Thousands of Peruvians on the edge of Lima are a world away from the capital's prosperity, with little hope they will share the fruit of a decade of growth, despite promises from presidential candidates.

Hundreds of homes sit atop a former rubbish dump in the slum of Cantagallo, which has a clear view across the rapidly developing capital and lies only a mile (some two kilometers) from the presidential palace.

The four main candidates competing for the presidency Sunday aim to maintain Peru's record growth but face growing frustration among a third of the nation of some 29 million who still live in poverty.

Some 2,000 inhabitants of the Lima slum include members of the Shipibo Amazon tribe who migrated there a decade ago from the eastern region of Ucayali, leaving behind inadequate health care and education.

But they are still seeking to rise out of poverty.

"We've been living in Lima for 10 years and we're in the same situation," said 37-year-old Jonas Franco, pointing to two buckets of contaminated water used for cooking and washing in the corner of the small home he shares with his wife and three small daughters.

Franco is not bothered about who wins in Sunday's first round of presidential elections, since "there's so little confidence" in the candidates.

"Where's the growth we've heard about when children learn to write on their knees, sitting on the ground?" Franco said.

Some children and teenagers now study in Lima, and find odd jobs or sell handicrafts, while their families try to send money home to support their people's future.

Amazonian Indians are the main losers in Peru.
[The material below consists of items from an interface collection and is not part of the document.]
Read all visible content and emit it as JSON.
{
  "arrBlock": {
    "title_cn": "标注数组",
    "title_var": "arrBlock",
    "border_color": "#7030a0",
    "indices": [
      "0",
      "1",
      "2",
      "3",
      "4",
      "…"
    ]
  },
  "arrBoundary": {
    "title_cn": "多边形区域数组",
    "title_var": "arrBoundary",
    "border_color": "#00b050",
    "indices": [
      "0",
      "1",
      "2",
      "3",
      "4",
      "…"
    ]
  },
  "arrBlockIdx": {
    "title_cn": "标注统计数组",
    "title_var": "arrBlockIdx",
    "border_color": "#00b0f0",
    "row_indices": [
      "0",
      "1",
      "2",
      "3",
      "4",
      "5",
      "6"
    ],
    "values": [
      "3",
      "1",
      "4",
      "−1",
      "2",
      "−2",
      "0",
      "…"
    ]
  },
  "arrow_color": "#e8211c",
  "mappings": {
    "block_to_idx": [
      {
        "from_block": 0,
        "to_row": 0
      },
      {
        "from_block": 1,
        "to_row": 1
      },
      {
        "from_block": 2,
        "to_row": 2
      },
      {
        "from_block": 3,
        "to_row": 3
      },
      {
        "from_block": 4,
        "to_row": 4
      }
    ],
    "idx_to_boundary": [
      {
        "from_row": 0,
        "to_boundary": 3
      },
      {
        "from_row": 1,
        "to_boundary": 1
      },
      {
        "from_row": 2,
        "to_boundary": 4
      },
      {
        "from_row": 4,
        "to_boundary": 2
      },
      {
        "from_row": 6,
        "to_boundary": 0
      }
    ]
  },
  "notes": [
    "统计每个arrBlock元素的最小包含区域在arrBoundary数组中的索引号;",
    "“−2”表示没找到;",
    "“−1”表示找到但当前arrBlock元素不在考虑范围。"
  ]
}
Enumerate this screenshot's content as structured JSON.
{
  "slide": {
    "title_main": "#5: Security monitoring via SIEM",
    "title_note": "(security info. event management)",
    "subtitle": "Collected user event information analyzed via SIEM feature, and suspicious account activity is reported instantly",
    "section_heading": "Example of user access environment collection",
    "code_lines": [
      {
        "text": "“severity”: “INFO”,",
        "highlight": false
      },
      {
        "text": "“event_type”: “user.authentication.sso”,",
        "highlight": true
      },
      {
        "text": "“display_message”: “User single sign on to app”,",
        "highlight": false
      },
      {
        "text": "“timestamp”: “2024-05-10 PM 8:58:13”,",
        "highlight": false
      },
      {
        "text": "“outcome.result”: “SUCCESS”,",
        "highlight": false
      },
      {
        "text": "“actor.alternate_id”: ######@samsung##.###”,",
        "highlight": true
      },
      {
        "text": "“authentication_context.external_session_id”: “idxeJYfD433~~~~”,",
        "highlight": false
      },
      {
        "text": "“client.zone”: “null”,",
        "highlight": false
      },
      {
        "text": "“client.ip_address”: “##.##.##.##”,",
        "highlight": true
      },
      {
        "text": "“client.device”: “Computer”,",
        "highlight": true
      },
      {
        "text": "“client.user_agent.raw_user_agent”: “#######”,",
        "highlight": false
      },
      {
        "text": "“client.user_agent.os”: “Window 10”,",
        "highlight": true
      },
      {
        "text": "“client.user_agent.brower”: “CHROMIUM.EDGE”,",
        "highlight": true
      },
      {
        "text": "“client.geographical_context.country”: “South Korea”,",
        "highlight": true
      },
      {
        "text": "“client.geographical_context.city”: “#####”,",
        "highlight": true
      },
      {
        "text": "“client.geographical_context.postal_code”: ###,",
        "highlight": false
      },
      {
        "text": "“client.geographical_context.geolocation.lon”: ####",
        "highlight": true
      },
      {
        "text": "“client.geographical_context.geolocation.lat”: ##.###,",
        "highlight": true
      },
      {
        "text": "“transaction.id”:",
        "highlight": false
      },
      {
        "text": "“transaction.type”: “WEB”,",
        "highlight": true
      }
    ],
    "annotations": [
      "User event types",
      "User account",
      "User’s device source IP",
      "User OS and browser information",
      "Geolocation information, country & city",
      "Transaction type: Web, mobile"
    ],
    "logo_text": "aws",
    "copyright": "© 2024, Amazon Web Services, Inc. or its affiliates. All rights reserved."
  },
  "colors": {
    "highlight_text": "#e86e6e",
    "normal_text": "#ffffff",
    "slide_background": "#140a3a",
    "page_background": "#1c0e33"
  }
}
They were historically ignored or exploited, they lack national representation and they have been stigmatized in recent years for resistance to mining or forestry projects.

The incomprehension reached a climax in June 2009, when clashes between police and indigenous people left 34 dead in the northern town of Bagua.

"It's time for us to go to Congress. We can't remain second-class citizens," Franco said.

He is standing as an independent candidate in a legislative vote also taking place Sunday, in a bid to become "spokesman for the poor."

"How can we not improve on those who have been there (in Congress) for 20 or 25 years?" he asked.

Peru's growth began in the 1990s, when it become one of Latin America's most open economies under Alberto Fujimori.

It accelerated after 2000, helped by a boom in world prices for minerals such as silver, copper and zinc, and was 8.8 percent last year alone.

But a recent World Bank report underlined the Andean nation's continuing social backwardness.

For example, Peru was 23rd out of 26 in Latin America for access to waste treatment.

Franco said he had to build a makeshift sewage system with pipes leading into the Rimac river below the slum, two miles from the Pacific.

The Shipibos, as well as former itinerant workers expelled from the city center who also live in Cantagallo, reject the popular political "chorreo" or "drip" theory that growth naturally filters down to benefit the worst off.

"All (the political parties) have come to Cantagallo, they've all made promises, and of course they forget us," said resident Carmen Rosa Chavez.

Chavez dismissed the presidential candidates while conceding that the leftist favorite, Ollanta Humala, had "spoken of poor people's rights."

"It's not that Peruvians are against the system," said sociologist Julio Cotler, from the Institute of Peruvian Studies. "They're against how the system works for them.

"At a time when there's economic growth and more jobs, when all the newspapers are saying it's the Peruvian miracle, Peruvians aren't feeling the miracle."